(WHAT NEEDS TO BE DONE): Below are records; give the number of their lines that contain "reading", and only that number.

Excerpts from an interface dataset

=-=-=-=-=

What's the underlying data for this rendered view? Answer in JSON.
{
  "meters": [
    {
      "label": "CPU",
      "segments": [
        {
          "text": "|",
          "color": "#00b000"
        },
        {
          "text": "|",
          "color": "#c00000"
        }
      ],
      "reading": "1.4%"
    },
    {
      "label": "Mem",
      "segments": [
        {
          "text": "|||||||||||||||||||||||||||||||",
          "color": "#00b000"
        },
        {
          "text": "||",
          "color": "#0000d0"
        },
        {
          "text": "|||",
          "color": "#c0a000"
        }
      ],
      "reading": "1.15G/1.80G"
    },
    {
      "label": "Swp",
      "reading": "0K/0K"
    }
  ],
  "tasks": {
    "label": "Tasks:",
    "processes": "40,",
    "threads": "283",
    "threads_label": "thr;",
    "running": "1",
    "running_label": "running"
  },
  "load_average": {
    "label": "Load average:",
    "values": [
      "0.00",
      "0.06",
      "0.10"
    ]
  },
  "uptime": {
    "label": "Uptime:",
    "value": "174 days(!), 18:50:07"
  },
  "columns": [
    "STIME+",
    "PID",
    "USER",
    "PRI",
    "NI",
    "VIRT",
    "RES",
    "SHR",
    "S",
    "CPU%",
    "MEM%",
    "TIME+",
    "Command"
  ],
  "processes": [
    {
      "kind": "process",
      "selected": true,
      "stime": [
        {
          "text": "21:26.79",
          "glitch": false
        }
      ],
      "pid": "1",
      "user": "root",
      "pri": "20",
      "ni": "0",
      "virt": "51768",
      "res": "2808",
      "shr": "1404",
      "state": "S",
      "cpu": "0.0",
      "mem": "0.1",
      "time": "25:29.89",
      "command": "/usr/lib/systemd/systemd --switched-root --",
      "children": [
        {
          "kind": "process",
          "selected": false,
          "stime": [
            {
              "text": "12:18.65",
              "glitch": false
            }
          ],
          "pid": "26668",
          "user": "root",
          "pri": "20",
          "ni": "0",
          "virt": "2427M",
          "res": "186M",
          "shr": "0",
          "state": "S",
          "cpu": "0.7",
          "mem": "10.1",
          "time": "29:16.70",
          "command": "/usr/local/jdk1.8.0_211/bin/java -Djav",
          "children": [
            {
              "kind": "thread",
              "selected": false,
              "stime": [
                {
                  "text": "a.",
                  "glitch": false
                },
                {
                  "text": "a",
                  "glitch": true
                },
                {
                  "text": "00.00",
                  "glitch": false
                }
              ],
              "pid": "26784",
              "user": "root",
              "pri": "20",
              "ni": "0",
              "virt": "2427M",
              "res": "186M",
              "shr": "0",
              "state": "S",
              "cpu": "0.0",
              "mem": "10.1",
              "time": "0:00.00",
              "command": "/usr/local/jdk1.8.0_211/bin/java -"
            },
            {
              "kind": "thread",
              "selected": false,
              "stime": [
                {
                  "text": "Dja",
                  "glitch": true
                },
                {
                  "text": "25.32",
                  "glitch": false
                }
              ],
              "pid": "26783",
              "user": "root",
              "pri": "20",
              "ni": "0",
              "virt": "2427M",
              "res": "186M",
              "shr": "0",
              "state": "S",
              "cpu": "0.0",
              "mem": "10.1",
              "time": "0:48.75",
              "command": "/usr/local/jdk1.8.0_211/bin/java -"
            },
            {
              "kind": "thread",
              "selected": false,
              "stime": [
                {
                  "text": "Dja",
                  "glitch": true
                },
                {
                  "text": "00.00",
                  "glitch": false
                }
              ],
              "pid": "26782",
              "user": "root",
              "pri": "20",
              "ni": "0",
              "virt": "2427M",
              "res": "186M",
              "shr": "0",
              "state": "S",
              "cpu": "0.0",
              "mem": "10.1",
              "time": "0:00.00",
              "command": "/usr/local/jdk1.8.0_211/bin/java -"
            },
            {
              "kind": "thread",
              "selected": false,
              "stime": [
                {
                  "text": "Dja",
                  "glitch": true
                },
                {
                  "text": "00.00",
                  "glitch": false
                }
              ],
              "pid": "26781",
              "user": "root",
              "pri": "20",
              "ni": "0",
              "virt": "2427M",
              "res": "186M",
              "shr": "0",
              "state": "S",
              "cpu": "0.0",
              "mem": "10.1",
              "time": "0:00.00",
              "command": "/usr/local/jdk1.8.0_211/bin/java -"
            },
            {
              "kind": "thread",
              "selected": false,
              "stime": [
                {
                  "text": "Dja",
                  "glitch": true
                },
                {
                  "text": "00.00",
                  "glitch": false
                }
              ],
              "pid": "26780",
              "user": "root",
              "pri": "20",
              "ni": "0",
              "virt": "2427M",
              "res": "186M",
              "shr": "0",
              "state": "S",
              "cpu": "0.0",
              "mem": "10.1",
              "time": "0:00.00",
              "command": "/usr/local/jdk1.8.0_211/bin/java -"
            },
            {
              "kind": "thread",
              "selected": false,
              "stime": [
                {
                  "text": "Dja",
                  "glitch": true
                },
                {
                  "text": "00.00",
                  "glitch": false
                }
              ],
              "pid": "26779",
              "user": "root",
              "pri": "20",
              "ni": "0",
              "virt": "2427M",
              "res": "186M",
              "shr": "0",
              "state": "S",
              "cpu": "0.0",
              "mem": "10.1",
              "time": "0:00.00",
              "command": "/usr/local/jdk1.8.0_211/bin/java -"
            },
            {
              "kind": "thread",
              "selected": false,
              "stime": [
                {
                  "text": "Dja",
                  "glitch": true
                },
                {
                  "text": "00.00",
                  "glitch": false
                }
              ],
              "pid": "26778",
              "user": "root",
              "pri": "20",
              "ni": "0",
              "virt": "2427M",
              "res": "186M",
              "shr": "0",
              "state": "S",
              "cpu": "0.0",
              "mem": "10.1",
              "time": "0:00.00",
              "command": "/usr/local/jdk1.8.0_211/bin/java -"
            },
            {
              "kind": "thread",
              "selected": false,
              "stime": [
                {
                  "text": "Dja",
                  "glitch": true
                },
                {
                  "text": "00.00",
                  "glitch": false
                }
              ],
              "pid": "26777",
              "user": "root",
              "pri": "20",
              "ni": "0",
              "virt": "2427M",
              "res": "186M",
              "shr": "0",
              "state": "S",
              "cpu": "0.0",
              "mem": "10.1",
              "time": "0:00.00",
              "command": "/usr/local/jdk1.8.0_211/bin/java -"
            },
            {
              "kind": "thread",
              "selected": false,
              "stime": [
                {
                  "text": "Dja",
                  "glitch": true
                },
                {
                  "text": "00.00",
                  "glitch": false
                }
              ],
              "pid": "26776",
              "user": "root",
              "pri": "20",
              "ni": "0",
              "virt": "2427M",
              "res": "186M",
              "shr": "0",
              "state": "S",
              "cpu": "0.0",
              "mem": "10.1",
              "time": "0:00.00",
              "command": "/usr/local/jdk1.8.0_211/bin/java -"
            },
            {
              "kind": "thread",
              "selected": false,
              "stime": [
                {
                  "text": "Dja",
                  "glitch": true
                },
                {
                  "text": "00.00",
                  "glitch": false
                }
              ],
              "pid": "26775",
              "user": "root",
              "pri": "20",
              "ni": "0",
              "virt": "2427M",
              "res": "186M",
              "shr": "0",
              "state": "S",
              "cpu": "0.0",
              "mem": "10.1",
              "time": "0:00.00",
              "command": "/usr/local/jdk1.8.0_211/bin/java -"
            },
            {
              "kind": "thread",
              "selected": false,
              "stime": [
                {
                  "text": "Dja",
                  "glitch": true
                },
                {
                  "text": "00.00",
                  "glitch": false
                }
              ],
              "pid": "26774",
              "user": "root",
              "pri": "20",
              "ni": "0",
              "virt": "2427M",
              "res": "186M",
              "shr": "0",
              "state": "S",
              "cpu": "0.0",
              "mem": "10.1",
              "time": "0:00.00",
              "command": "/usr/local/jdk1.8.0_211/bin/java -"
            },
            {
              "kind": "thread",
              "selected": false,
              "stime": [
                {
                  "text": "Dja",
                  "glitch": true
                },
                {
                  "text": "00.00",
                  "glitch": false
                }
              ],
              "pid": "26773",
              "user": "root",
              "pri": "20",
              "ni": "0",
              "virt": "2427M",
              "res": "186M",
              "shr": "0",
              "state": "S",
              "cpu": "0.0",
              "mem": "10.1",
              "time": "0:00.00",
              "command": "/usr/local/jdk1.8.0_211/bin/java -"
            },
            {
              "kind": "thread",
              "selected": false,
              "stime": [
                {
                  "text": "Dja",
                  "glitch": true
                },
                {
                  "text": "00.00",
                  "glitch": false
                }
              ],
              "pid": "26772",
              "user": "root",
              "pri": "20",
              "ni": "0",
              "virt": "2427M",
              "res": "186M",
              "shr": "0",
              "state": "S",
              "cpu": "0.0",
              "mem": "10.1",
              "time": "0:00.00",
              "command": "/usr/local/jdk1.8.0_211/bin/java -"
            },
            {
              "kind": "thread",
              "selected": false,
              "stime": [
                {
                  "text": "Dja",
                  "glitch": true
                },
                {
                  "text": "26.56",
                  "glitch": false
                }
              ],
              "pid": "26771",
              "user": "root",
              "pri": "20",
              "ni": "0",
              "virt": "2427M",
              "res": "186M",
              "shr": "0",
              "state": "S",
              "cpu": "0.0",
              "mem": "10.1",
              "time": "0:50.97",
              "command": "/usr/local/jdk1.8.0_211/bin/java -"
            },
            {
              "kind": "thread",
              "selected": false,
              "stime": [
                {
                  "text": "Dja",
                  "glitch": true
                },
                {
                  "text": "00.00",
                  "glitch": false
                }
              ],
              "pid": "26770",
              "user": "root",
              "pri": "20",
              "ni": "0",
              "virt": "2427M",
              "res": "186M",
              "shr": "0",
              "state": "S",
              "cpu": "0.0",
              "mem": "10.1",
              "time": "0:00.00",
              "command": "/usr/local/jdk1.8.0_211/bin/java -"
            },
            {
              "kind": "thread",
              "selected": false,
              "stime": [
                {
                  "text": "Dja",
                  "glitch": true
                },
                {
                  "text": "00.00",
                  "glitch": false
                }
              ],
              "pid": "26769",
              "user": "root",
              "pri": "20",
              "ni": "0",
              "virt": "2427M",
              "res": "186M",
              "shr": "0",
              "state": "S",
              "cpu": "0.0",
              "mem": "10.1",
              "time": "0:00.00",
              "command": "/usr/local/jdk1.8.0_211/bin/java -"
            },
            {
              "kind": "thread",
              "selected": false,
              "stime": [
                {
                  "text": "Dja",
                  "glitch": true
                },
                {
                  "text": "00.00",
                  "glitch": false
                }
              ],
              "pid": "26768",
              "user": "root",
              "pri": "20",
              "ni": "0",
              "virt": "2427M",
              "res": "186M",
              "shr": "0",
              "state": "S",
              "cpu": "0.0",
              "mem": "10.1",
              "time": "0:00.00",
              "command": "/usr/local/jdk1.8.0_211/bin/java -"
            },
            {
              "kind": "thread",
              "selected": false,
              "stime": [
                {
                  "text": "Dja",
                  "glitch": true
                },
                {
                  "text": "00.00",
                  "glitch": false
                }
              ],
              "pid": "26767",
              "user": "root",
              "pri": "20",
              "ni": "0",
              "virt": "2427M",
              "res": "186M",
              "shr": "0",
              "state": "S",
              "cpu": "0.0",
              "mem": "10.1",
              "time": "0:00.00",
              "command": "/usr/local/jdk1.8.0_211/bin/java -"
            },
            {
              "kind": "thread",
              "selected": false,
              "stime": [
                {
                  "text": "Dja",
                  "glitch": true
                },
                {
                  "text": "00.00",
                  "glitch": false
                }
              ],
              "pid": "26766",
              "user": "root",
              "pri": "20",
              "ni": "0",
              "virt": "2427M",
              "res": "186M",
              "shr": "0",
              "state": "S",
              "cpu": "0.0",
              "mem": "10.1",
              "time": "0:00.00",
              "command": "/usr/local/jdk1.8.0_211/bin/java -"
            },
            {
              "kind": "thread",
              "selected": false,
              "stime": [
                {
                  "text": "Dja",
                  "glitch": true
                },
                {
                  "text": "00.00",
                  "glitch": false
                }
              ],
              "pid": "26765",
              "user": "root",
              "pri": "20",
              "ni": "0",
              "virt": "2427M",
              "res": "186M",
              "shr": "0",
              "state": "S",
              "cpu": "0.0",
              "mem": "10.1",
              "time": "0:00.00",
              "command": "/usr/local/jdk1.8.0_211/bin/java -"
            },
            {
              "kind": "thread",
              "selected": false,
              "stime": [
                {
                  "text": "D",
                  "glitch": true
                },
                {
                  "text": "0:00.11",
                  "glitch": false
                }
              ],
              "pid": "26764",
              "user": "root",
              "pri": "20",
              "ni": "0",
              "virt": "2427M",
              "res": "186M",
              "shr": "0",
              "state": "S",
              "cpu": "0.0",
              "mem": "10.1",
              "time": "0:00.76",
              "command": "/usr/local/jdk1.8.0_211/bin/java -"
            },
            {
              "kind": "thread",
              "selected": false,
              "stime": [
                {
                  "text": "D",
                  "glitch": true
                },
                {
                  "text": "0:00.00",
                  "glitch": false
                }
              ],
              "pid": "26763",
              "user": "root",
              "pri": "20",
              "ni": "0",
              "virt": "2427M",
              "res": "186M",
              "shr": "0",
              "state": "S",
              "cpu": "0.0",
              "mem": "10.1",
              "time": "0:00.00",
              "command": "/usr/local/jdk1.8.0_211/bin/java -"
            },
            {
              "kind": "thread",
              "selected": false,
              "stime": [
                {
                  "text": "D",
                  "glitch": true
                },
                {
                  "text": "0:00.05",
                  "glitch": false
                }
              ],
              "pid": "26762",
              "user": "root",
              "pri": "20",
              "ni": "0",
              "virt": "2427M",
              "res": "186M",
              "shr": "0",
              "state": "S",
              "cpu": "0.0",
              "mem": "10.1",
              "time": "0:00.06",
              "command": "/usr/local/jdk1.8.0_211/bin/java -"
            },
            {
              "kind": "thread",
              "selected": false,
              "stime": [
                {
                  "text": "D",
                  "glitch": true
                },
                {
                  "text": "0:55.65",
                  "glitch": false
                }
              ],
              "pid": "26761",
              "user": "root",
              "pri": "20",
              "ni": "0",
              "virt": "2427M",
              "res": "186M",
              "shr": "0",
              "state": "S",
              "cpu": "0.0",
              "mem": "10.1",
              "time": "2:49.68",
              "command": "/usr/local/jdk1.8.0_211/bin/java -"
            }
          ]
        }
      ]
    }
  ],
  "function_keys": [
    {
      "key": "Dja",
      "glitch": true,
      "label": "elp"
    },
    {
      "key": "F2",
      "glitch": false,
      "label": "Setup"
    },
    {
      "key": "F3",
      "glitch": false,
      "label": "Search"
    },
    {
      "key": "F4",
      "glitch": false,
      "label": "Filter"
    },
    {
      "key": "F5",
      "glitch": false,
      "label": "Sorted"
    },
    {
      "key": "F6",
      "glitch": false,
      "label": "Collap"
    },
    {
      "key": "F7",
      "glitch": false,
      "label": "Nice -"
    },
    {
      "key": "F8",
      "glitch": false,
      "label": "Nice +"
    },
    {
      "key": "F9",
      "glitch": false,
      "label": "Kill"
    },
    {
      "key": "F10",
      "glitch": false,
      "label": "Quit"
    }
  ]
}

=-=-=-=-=

(COMPLETED EXERCISE): 3